The best job I've ever had was the summer I worked a gelato stand in Kalamazoo. I had just graduated from high school and was living in my first apartment. I had a very old, very beautiful Schwinn (since stolen in Chicago) that I would ride to work. I would often eat peanut buttery gelato for lunch, because that peanut butter swirl added a lot of extra protein. For dessert I might have the raspberry tiramisu gelato with some hot fudge added. Since then I almost never eat sweets because I'm pretty sure I used up my lifetime supply of insulin. Surprisingly, the ice cream was not the number one reason this job was the greatest, it's that I worked alone and spent most of the day sketching and writing while listening to whatever stack of music I had brought from home that morning. Some of the ideas I came up with that summer fueled my writing in college for the next four years. Also, I probably ate my body weight in free ice cream.
A few months ago I was approached by a dude at karaoke who started our conversation by asking me my major. It's been about six years since that has happened and while I guess I am old enough now to see that as a compliment, I was also grossed out because that meant I was being hit on by someone that I could have babysat for.

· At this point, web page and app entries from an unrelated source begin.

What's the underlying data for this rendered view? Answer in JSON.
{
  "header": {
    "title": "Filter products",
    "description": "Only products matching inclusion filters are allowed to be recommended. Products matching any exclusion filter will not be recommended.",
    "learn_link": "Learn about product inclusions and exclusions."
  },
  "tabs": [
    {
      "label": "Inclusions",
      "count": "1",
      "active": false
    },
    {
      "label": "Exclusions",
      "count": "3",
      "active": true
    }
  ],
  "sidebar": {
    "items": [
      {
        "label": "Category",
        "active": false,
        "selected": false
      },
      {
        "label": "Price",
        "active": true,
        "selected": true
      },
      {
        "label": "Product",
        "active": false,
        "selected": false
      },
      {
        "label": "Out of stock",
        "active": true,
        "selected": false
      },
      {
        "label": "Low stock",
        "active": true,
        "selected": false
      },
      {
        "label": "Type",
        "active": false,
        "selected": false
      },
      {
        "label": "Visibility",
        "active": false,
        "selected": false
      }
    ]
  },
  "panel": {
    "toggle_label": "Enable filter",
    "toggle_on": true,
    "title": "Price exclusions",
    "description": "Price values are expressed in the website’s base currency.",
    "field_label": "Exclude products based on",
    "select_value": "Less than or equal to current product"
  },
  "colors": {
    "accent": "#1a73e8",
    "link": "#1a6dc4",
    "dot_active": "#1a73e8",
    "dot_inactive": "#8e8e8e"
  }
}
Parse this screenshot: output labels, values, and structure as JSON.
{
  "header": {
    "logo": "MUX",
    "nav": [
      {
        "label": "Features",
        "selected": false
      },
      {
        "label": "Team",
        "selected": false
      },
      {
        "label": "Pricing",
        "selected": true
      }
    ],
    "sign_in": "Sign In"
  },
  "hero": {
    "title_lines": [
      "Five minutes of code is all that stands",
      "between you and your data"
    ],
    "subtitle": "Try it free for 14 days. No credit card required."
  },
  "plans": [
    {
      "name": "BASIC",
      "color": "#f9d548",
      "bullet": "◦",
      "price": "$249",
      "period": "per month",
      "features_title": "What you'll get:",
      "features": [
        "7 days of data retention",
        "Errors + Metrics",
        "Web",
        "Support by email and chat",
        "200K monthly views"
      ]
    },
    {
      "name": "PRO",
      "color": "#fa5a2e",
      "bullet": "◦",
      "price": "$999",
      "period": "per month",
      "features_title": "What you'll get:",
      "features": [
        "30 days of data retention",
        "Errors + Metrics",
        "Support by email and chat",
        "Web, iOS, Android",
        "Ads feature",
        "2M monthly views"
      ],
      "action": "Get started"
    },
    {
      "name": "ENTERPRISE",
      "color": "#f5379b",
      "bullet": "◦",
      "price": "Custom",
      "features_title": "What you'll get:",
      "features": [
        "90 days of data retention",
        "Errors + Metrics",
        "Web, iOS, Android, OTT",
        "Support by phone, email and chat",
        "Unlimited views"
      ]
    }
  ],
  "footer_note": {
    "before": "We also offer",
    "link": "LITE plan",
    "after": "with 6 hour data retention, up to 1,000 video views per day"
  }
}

I informed him that I was no longer in college but that I had a writing degree which prompted him to say, "So you work as a writer." Adorable. He was pretty sure that his School of the Art Institute degree in photography would get him a photography job right out of college. I miss those disillusioned days of art school when everyone thought their day job would be their creative careers. I was not willing to crush the baby photographer's dream in the smoky haze of the VFW, I believe years 24-28 will take of that sufficiently.

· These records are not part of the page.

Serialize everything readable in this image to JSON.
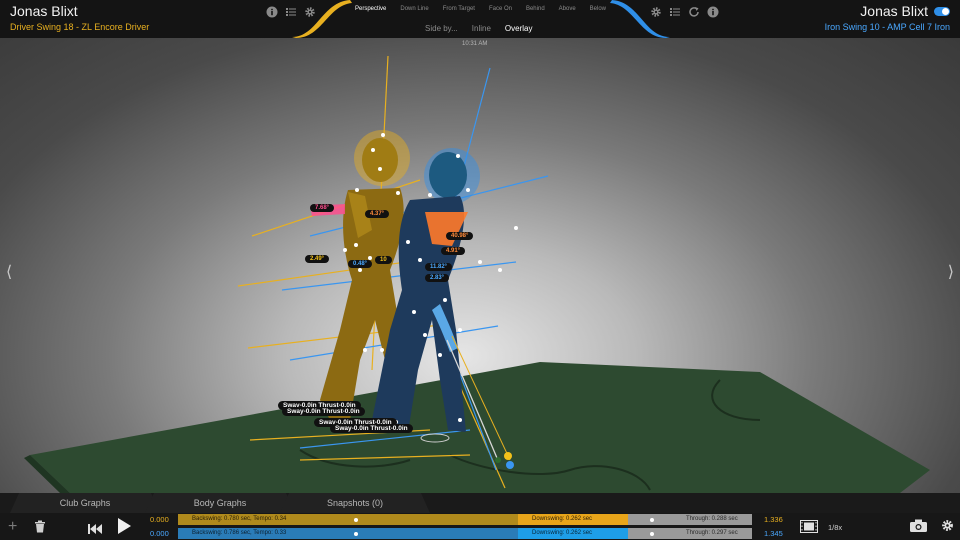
{
  "header": {
    "left": {
      "player": "Jonas Blixt",
      "swing": "Driver Swing 18 - ZL Encore Driver"
    },
    "right": {
      "player": "Jonas Blixt",
      "swing": "Iron Swing 10 - AMP Cell 7 Iron"
    },
    "views": [
      "Perspective",
      "Down Line",
      "From Target",
      "Face On",
      "Behind",
      "Above",
      "Below"
    ],
    "active_view": "Perspective",
    "modes": [
      "Side by...",
      "Inline",
      "Overlay"
    ],
    "active_mode": "Overlay",
    "timestamp": "10:31 AM"
  },
  "scene": {
    "angle_labels": {
      "pink": "7.68°",
      "yellow_hip": "4.37°",
      "orange_big": "40.98°",
      "orange_small": "4.91°",
      "yellow_knee": "2.49°",
      "blue_knee": "0.48°",
      "yellow_short": "10",
      "blue_a": "11.82°",
      "blue_b": "2.83°"
    },
    "sway_labels": [
      "Sway-0.0in Thrust-0.0in",
      "Sway-0.0in Thrust-0.0in",
      "Sway-0.0in Thrust-0.0in",
      "Sway-0.0in Thrust-0.0in"
    ],
    "colors": {
      "gold": "#e8b020",
      "blue": "#2f8fe8",
      "pink": "#ff4e8e",
      "orange": "#ff7a2a",
      "mat": "#2d4a30"
    }
  },
  "bottom_tabs": [
    "Club Graphs",
    "Body Graphs",
    "Snapshots (0)"
  ],
  "timeline": {
    "gold": {
      "start": "0.000",
      "end": "1.336",
      "backswing": "Backswing: 0.780 sec, Tempo: 0.34",
      "downswing": "Downswing: 0.262 sec",
      "through": "Through: 0.288 sec"
    },
    "blue": {
      "start": "0.000",
      "end": "1.345",
      "backswing": "Backswing: 0.786 sec, Tempo: 0.33",
      "downswing": "Downswing: 0.262 sec",
      "through": "Through: 0.297 sec"
    },
    "playback_speed": "1/8x"
  },
  "icons": [
    "info-icon",
    "list-icon",
    "gear-icon",
    "refresh-icon",
    "add-icon",
    "trash-icon",
    "rewind-icon",
    "play-icon",
    "film-icon",
    "camera-icon"
  ]
}
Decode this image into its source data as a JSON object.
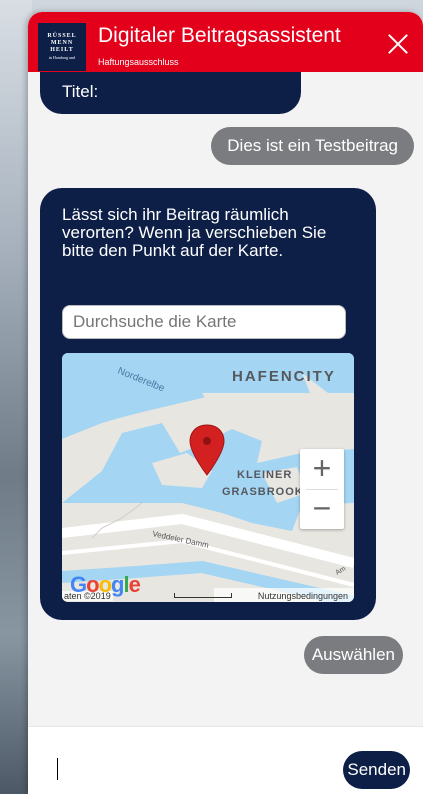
{
  "header": {
    "logo_lines": [
      "RÜSSEL",
      "MENN",
      "HEILT"
    ],
    "logo_small": "in Hamburg und",
    "title": "Digitaler Beitragsassistent",
    "subtitle": "Haftungsausschluss"
  },
  "chat": {
    "prev_bot_text": "Titel:",
    "user_message": "Dies ist ein Testbeitrag",
    "bot_question": "Lässt sich ihr Beitrag räumlich verorten? Wenn ja verschieben Sie bitte den Punkt auf der Karte.",
    "search_placeholder": "Durchsuche die Karte",
    "select_label": "Auswählen"
  },
  "map": {
    "labels": {
      "hafencity": "HAFENCITY",
      "norderelbe": "Norderelbe",
      "kleiner_grasbrook_1": "KLEINER",
      "kleiner_grasbrook_2": "GRASBROOK",
      "veddeler_damm": "Veddeler Damm",
      "am": "Am"
    },
    "google_letters": [
      "G",
      "o",
      "o",
      "g",
      "l",
      "e"
    ],
    "data_text": "aten",
    "data_text_2": "©2019",
    "terms": "Nutzungsbedingungen",
    "zoom_in": "+",
    "zoom_out": "−",
    "colors": {
      "water": "#a4d5f3",
      "land": "#e8e6e1",
      "road": "#ffffff",
      "marker": "#d32121"
    }
  },
  "composer": {
    "send_label": "Senden"
  },
  "colors": {
    "brand_red": "#e3001b",
    "navy": "#0d1f47",
    "gray_bubble": "#7a7c7f"
  }
}
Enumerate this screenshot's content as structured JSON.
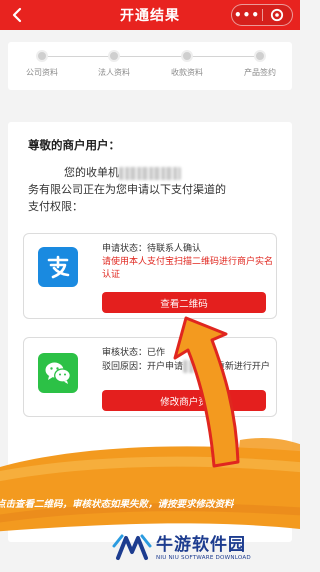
{
  "header": {
    "title": "开通结果",
    "more_label": "•••",
    "bg_color": "#e8231f"
  },
  "steps": [
    {
      "label": "公司资料"
    },
    {
      "label": "法人资料"
    },
    {
      "label": "收款资料"
    },
    {
      "label": "产品签约"
    }
  ],
  "notice": {
    "greeting": "尊敬的商户用户：",
    "line1_prefix": "您的收单机",
    "line2": "务有限公司正在为您申请以下支付渠道的",
    "line3": "支付权限："
  },
  "channels": [
    {
      "icon": "alipay-icon",
      "status": "申请状态：待联系人确认",
      "note": "请使用本人支付宝扫描二维码进行商户实名认证",
      "button": "查看二维码"
    },
    {
      "icon": "wechat-icon",
      "status": "审核状态：已作",
      "reason": "驳回原因：开户申请",
      "reason_tail": "资,请重新进行开户",
      "button": "修改商户资"
    }
  ],
  "instruction": "点击查看二维码，审核状态如果失败，请按要求修改资料",
  "watermark": {
    "cn": "牛游软件园",
    "en": "NIU NIU SOFTWARE DOWNLOAD"
  },
  "colors": {
    "accent_red": "#e41f1e",
    "alipay_blue": "#1a8ae0",
    "wechat_green": "#2cc146",
    "swoosh_orange": "#f39a1f"
  }
}
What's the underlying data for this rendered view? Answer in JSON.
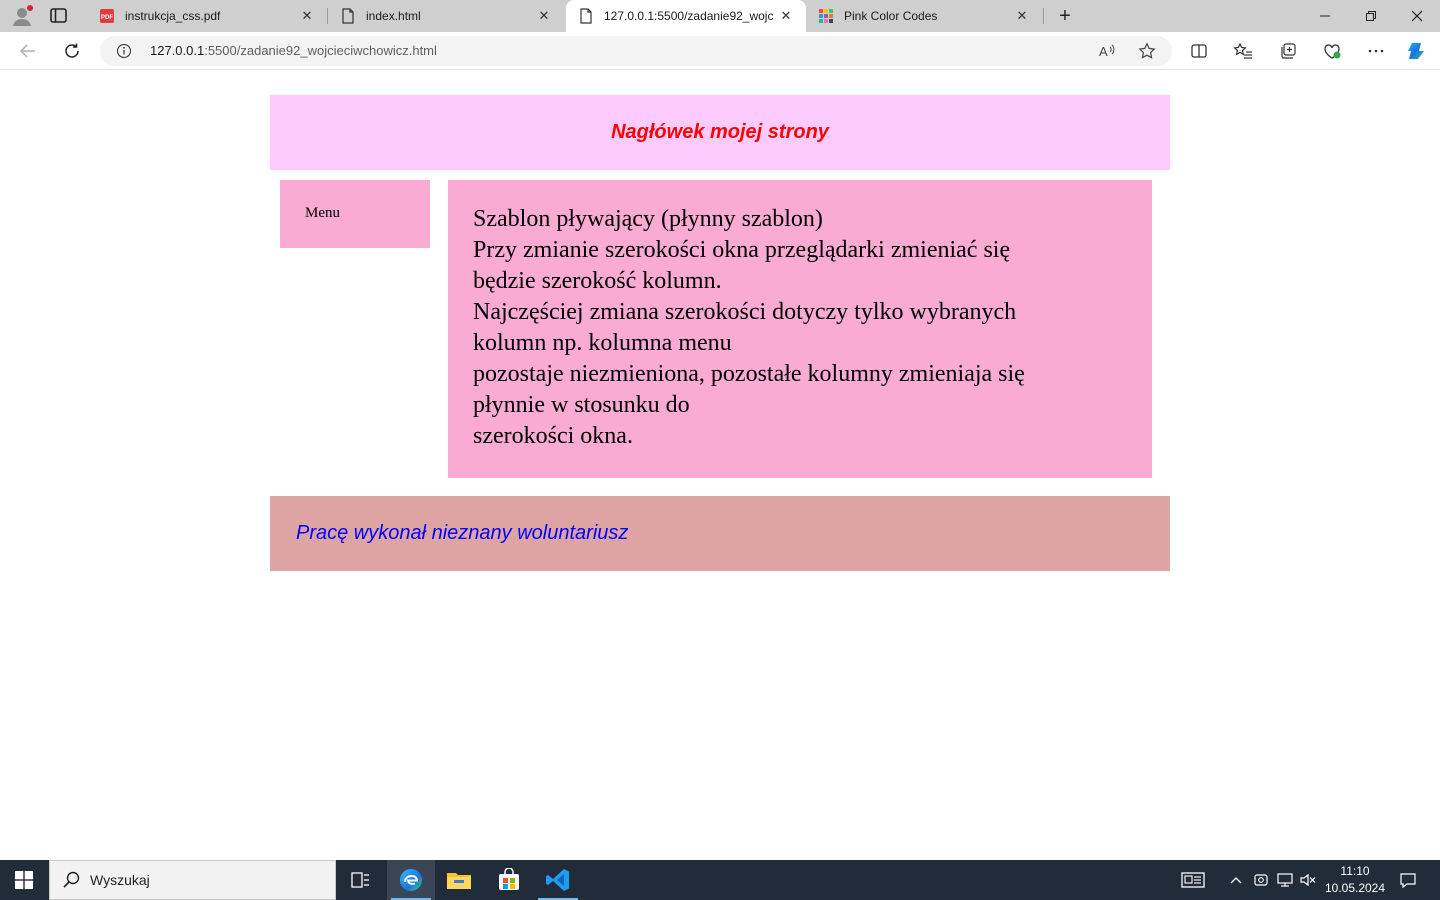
{
  "browser": {
    "tabs": [
      {
        "title": "instrukcja_css.pdf",
        "icon": "pdf-icon",
        "active": false
      },
      {
        "title": "index.html",
        "icon": "file-icon",
        "active": false
      },
      {
        "title": "127.0.0.1:5500/zadanie92_wojcie",
        "icon": "file-icon",
        "active": true
      },
      {
        "title": "Pink Color Codes",
        "icon": "color-grid-icon",
        "active": false
      }
    ],
    "address_host": "127.0.0.1",
    "address_path": ":5500/zadanie92_wojcieciwchowicz.html"
  },
  "page": {
    "header_title": "Nagłówek mojej strony",
    "menu_label": "Menu",
    "content_lines": [
      "Szablon pływający (płynny szablon)",
      "Przy zmianie szerokości okna przeglądarki zmieniać się",
      "będzie szerokość kolumn.",
      "Najczęściej zmiana szerokości dotyczy tylko wybranych",
      "kolumn np. kolumna menu",
      "pozostaje niezmieniona, pozostałe kolumny zmieniaja się",
      "płynnie w stosunku do",
      "szerokości okna."
    ],
    "footer_text": "Pracę wykonał nieznany woluntariusz",
    "colors": {
      "header_bg": "#fecbfe",
      "header_text": "#ff0000",
      "column_bg": "#f9abd4",
      "footer_bg": "#dea3a3",
      "footer_text": "#0000ff"
    }
  },
  "taskbar": {
    "search_placeholder": "Wyszukaj",
    "time": "11:10",
    "date": "10.05.2024"
  }
}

Last week my Uncle Keith passed away. He was an incredibly talented woodturner who practiced his craft diligently for six decades, was a founding member of the American Association of Woodturners, and taught free classes to anyone interested in learning the art. He did not make his living as a woodturner but he did not let his day job define his life and he never stopped attending to what he loved to do. Throughout my time in southern Illinois last week I found myself continually impressed and inspired by that part of his life. I spent so many post-college years trying to figure out how to come up with a career that would fulfill all of my interests and creative life. I came up with some weird solutions, started applying for grad schools, and then stopped this November. I realized that what I really want to do is a lot of little creative things. I want to have time to work on my podcast, to start a screenplay project with a friend and fellow writer, I want to take odd little freelance projects, I want to start banjo lessons (wildcard!), I want to spend a Sunday afternoon writing this blog and not worrying about Monday morning. None of this is to say that I hate my job, I actually find it very entertaining, but I have given up on the idea that I will have the kind of career that is straightforward, "I do this, so I am this." The other day I was having a conversation with someone who was lamenting how much she hates asking and being asked the question "So, what do you do?" I suggested that we instead start asking, "So, what do you doodle?" I promise you that the answer will be so much more insightful.